[Element data from apps and pages]

---

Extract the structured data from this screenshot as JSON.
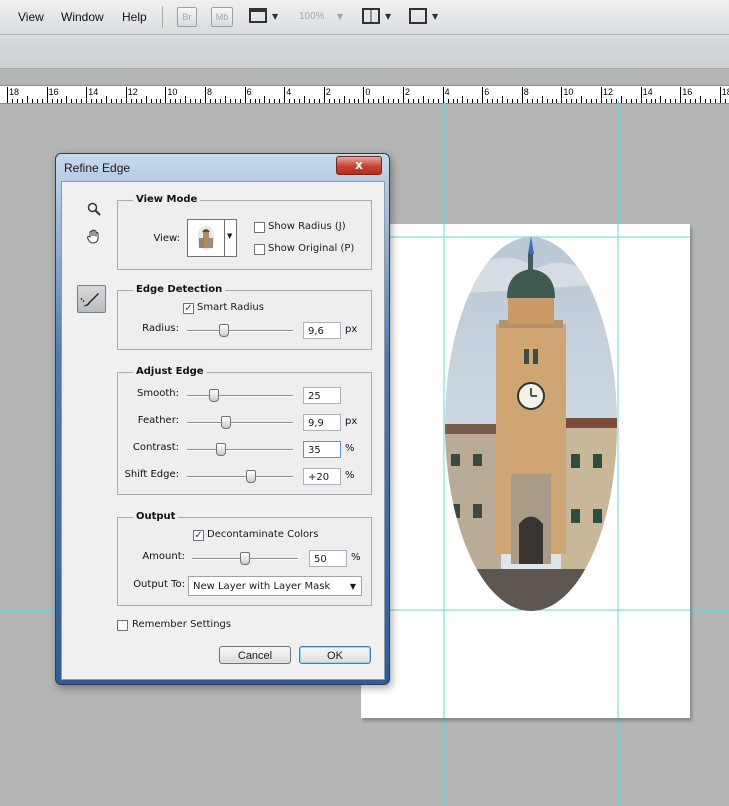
{
  "menubar": {
    "items": [
      "View",
      "Window",
      "Help"
    ],
    "buttons": {
      "br": "Br",
      "mb": "Mb"
    },
    "zoom": "100%"
  },
  "ruler": {
    "labels": [
      "18",
      "16",
      "14",
      "12",
      "10",
      "8",
      "6",
      "4",
      "2",
      "0",
      "2",
      "4",
      "6",
      "8",
      "10",
      "12",
      "14",
      "16",
      "18"
    ]
  },
  "dialog": {
    "title": "Refine Edge",
    "close_symbol": "x",
    "view_mode": {
      "title": "View Mode",
      "view_label": "View:",
      "show_radius": {
        "label": "Show Radius (J)",
        "checked": false
      },
      "show_original": {
        "label": "Show Original (P)",
        "checked": false
      }
    },
    "edge_detection": {
      "title": "Edge Detection",
      "smart_radius": {
        "label": "Smart Radius",
        "checked": true
      },
      "radius": {
        "label": "Radius:",
        "value": "9,6",
        "unit": "px",
        "level": 0.35
      }
    },
    "adjust_edge": {
      "title": "Adjust Edge",
      "smooth": {
        "label": "Smooth:",
        "value": "25",
        "unit": "",
        "level": 0.25
      },
      "feather": {
        "label": "Feather:",
        "value": "9,9",
        "unit": "px",
        "level": 0.37
      },
      "contrast": {
        "label": "Contrast:",
        "value": "35",
        "unit": "%",
        "level": 0.32
      },
      "shift_edge": {
        "label": "Shift Edge:",
        "value": "+20",
        "unit": "%",
        "level": 0.6
      }
    },
    "output": {
      "title": "Output",
      "decontaminate": {
        "label": "Decontaminate Colors",
        "checked": true
      },
      "amount": {
        "label": "Amount:",
        "value": "50",
        "unit": "%",
        "level": 0.5
      },
      "output_to_label": "Output To:",
      "output_to_value": "New Layer with Layer Mask"
    },
    "remember": {
      "label": "Remember Settings",
      "checked": false
    },
    "cancel_label": "Cancel",
    "ok_label": "OK"
  },
  "colors": {
    "guide": "#6fd1d6",
    "accent": "#2f5d99"
  }
}
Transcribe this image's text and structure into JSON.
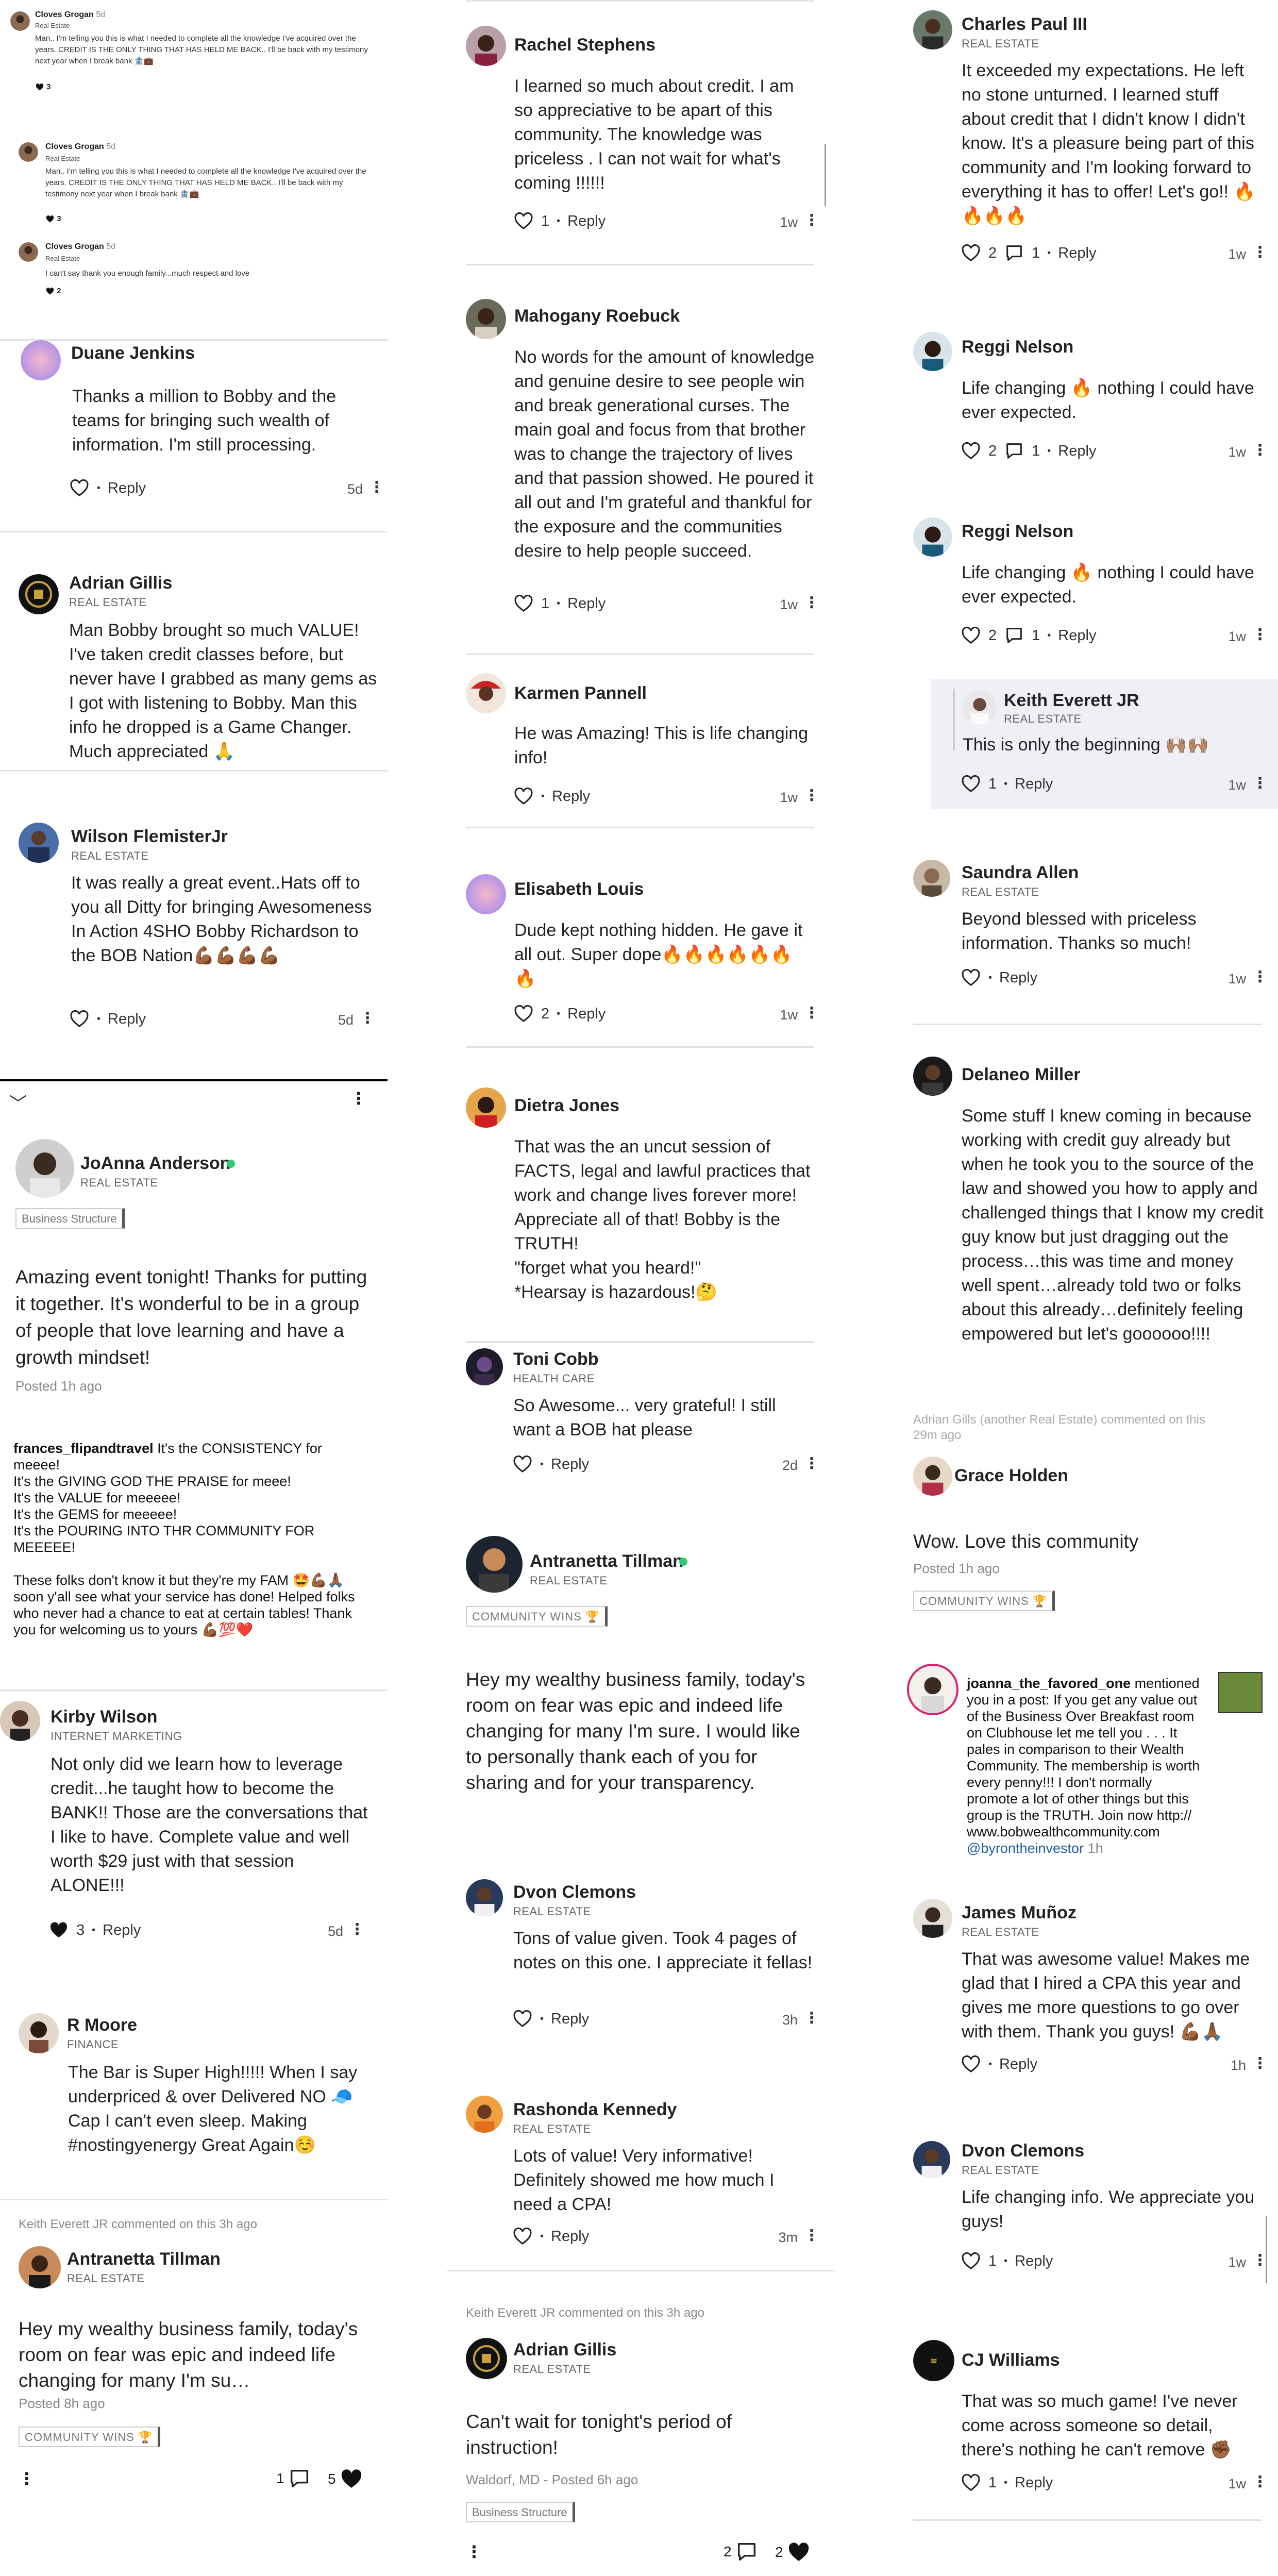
{
  "col1": {
    "top": {
      "c1_name": "Cloves Grogan",
      "c1_time": "5d",
      "c1_role": "Real Estate",
      "c1_text": "Man.. I'm telling you this is what I needed to complete all the knowledge I've acquired over the years. CREDIT IS THE ONLY THING THAT HAS HELD ME BACK.. I'll be back with my testimony next year when I break bank 🏦💼",
      "c1_likes": "3",
      "c2_name": "Cloves Grogan",
      "c2_time": "5d",
      "c2_role": "Real Estate",
      "c2_text": "Man.. I'm telling you this is what I needed to complete all the knowledge I've acquired over the years. CREDIT IS THE ONLY THING THAT HAS HELD ME BACK.. I'll be back with my testimony next year when I break bank 🏦💼",
      "c2_likes": "3",
      "c3_name": "Cloves Grogan",
      "c3_time": "5d",
      "c3_role": "Real Estate",
      "c3_text": "I can't say thank you enough family...much respect and love",
      "c3_likes": "2"
    },
    "duane": {
      "name": "Duane Jenkins",
      "text": "Thanks a million to Bobby and the teams for bringing such wealth of information. I'm still processing.",
      "reply": "Reply",
      "time": "5d"
    },
    "adrian": {
      "name": "Adrian Gillis",
      "role": "REAL ESTATE",
      "text": "Man Bobby brought so much VALUE! I've taken credit classes before, but never have I grabbed as many gems as I got with listening to Bobby. Man this info he dropped is a Game Changer. Much appreciated 🙏"
    },
    "wilson": {
      "name": "Wilson FlemisterJr",
      "role": "REAL ESTATE",
      "text": "It was really a great event..Hats off to you all Ditty for bringing Awesomeness In Action 4SHO Bobby Richardson to the BOB Nation💪🏾💪🏾💪🏾💪🏾",
      "reply": "Reply",
      "time": "5d"
    },
    "joanna": {
      "name": "JoAnna Anderson",
      "role": "REAL ESTATE",
      "tag": "Business Structure",
      "text": "Amazing event tonight! Thanks for putting it together. It's wonderful to be in a group of people that love learning and have a growth mindset!",
      "posted": "Posted 1h ago"
    },
    "frances": {
      "user": "frances_flipandtravel",
      "lines": [
        "It's the CONSISTENCY for",
        "meeee!",
        "It's the GIVING GOD THE PRAISE for meee!",
        "It's the VALUE for meeeee!",
        "It's the GEMS for meeeee!",
        "It's the POURING INTO THR COMMUNITY FOR",
        "MEEEEE!",
        "",
        "These folks don't know it but they're my FAM 🤩💪🏾🙏🏾",
        "soon y'all see what your service has done! Helped folks",
        "who never had a chance to eat at certain tables! Thank",
        "you for welcoming us to yours 💪🏾💯❤️"
      ]
    },
    "kirby": {
      "name": "Kirby Wilson",
      "role": "INTERNET MARKETING",
      "text": "Not only did we learn how to leverage credit...he taught how to become the BANK!! Those are the conversations that I like to have. Complete value and well worth $29 just with that session ALONE!!!",
      "likes": "3",
      "reply": "Reply",
      "time": "5d"
    },
    "rmoore": {
      "name": "R Moore",
      "role": "FINANCE",
      "text": "The Bar is Super High!!!!! When I say underpriced & over Delivered NO 🧢 Cap I can't even sleep. Making #nostingyenergy Great Again☺️"
    },
    "antra": {
      "commented": "Keith Everett JR commented on this 3h ago",
      "name": "Antranetta Tillman",
      "role": "REAL ESTATE",
      "text": "Hey my wealthy business family, today's room on fear was epic and indeed life changing for many I'm su…",
      "posted": "Posted 8h ago",
      "tag": "COMMUNITY WINS 🏆",
      "comments": "1",
      "likes": "5"
    }
  },
  "col2": {
    "rachel": {
      "name": "Rachel Stephens",
      "text": "I learned so much about credit. I am so appreciative to be apart of this community. The knowledge was priceless . I can not wait for what's coming !!!!!!",
      "likes": "1",
      "reply": "Reply",
      "time": "1w"
    },
    "mahogany": {
      "name": "Mahogany Roebuck",
      "text": "No words for the amount of knowledge and genuine desire to see people win and  break generational curses. The main goal and focus from that brother was to change the trajectory of lives and that passion showed. He poured it all out and I'm grateful and thankful for the exposure and the communities desire to help people succeed.",
      "likes": "1",
      "reply": "Reply",
      "time": "1w"
    },
    "karmen": {
      "name": "Karmen Pannell",
      "text": "He was Amazing! This is life changing info!",
      "reply": "Reply",
      "time": "1w"
    },
    "elisabeth": {
      "name": "Elisabeth Louis",
      "text": "Dude kept nothing hidden. He gave it all out. Super dope🔥🔥🔥🔥🔥🔥🔥",
      "likes": "2",
      "reply": "Reply",
      "time": "1w"
    },
    "dietra": {
      "name": "Dietra Jones",
      "text1": "That was the an uncut session of FACTS, legal and lawful practices that work and change lives forever more! Appreciate all of that! Bobby is the TRUTH!",
      "text2": "\"forget what you heard!\"",
      "text3": "*Hearsay is hazardous!🤔"
    },
    "toni": {
      "name": "Toni Cobb",
      "role": "HEALTH CARE",
      "text": "So Awesome... very grateful! I still want a BOB hat please",
      "reply": "Reply",
      "time": "2d"
    },
    "antra": {
      "name": "Antranetta Tillman",
      "role": "REAL ESTATE",
      "tag": "COMMUNITY WINS 🏆",
      "text": "Hey my wealthy business family, today's room on fear was epic and indeed life changing for many I'm sure. I would like to personally thank each of you for sharing and for your transparency."
    },
    "dvon": {
      "name": "Dvon Clemons",
      "role": "REAL ESTATE",
      "text": "Tons of value given. Took 4 pages of notes on this one. I appreciate it fellas!",
      "reply": "Reply",
      "time": "3h"
    },
    "rashonda": {
      "name": "Rashonda Kennedy",
      "role": "REAL ESTATE",
      "text": "Lots of value! Very informative! Definitely showed me how much I need a CPA!",
      "reply": "Reply",
      "time": "3m"
    },
    "adrian2": {
      "commented": "Keith Everett JR commented on this 3h ago",
      "name": "Adrian Gillis",
      "role": "REAL ESTATE",
      "text": "Can't wait for tonight's period of instruction!",
      "posted": "Waldorf, MD - Posted 6h ago",
      "tag": "Business Structure",
      "comments": "2",
      "likes": "2"
    }
  },
  "col3": {
    "charles": {
      "name": "Charles Paul III",
      "role": "REAL ESTATE",
      "text": "It exceeded my expectations. He left no stone unturned. I learned stuff about credit that I didn't know I didn't know. It's a pleasure being part of this community and I'm looking forward to everything it has to offer! Let's go!! 🔥🔥🔥🔥",
      "likes": "2",
      "comments": "1",
      "reply": "Reply",
      "time": "1w"
    },
    "reggi1": {
      "name": "Reggi Nelson",
      "text": "Life changing 🔥 nothing I could have ever expected.",
      "likes": "2",
      "comments": "1",
      "reply": "Reply",
      "time": "1w"
    },
    "reggi2": {
      "name": "Reggi Nelson",
      "text": "Life changing 🔥 nothing I could have ever expected.",
      "likes": "2",
      "comments": "1",
      "reply": "Reply",
      "time": "1w"
    },
    "keith": {
      "name": "Keith Everett JR",
      "role": "REAL ESTATE",
      "text": "This is only the beginning 🙌🏽🙌🏽",
      "likes": "1",
      "reply": "Reply",
      "time": "1w"
    },
    "saundra": {
      "name": "Saundra Allen",
      "role": "REAL ESTATE",
      "text": "Beyond blessed with priceless information. Thanks so much!",
      "reply": "Reply",
      "time": "1w"
    },
    "delaneo": {
      "name": "Delaneo Miller",
      "text": "Some stuff I knew coming in because working with credit guy already but when he took you to the source of the law and showed you how to apply and challenged things that I know my credit guy know but just dragging out the process…this was time and money well spent…already told two or folks about this already…definitely feeling empowered but let's goooooo!!!!"
    },
    "grace": {
      "commented1": "Adrian Gills (another Real Estate) commented on this",
      "commented2": "29m ago",
      "name": "Grace Holden",
      "text": "Wow. Love this community",
      "posted": "Posted 1h ago",
      "tag": "COMMUNITY WINS 🏆"
    },
    "joanna_ig": {
      "user": "joanna_the_favored_one",
      "lines": [
        "mentioned",
        "you in a post: If you get any value out",
        "of the Business Over Breakfast room",
        "on Clubhouse let me tell you . . . It",
        "pales in comparison to their Wealth",
        "Community. The membership is worth",
        "every penny!!! I don't normally",
        "promote a lot of other things but this",
        "group is the TRUTH. Join now http://",
        "www.bobwealthcommunity.com"
      ],
      "mention": "@byrontheinvestor",
      "time": "1h"
    },
    "james": {
      "name": "James Muñoz",
      "role": "REAL ESTATE",
      "text": "That was awesome value! Makes me glad that I hired a CPA this year and gives me more questions to go over with them. Thank you guys! 💪🏾🙏🏾",
      "reply": "Reply",
      "time": "1h"
    },
    "dvon2": {
      "name": "Dvon Clemons",
      "role": "REAL ESTATE",
      "text": "Life changing info. We appreciate you guys!",
      "likes": "1",
      "reply": "Reply",
      "time": "1w"
    },
    "cj": {
      "name": "CJ Williams",
      "text": "That was so much game! I've never come across someone so detail, there's nothing he can't remove ✊🏾",
      "likes": "1",
      "reply": "Reply",
      "time": "1w"
    }
  },
  "common": {
    "reply": "Reply",
    "kebab": "⋮",
    "dot": "•",
    "chevron": "﹀"
  },
  "colors": {
    "separator": "#e0e0e0",
    "online": "#2ecc71",
    "text": "#222222",
    "muted": "#777777",
    "reply_bg": "#eef0f6"
  },
  "icons": [
    "heart-outline-icon",
    "heart-filled-icon",
    "comment-icon",
    "kebab-icon",
    "chevron-down-icon",
    "online-dot-icon"
  ]
}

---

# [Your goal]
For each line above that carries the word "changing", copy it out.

# [The completed task]
      "text": "Hey my wealthy business family, today's room on fear was epic and indeed life changing for many I'm su…",
      "text": "He was Amazing! This is life changing info!",
      "text": "Hey my wealthy business family, today's room on fear was epic and indeed life changing for many I'm sure. I would like to personally thank each of you for sharing and for your transparency."
      "text": "Life changing 🔥 nothing I could have ever expected.",
      "text": "Life changing 🔥 nothing I could have ever expected.",
      "text": "Life changing info. We appreciate you guys!",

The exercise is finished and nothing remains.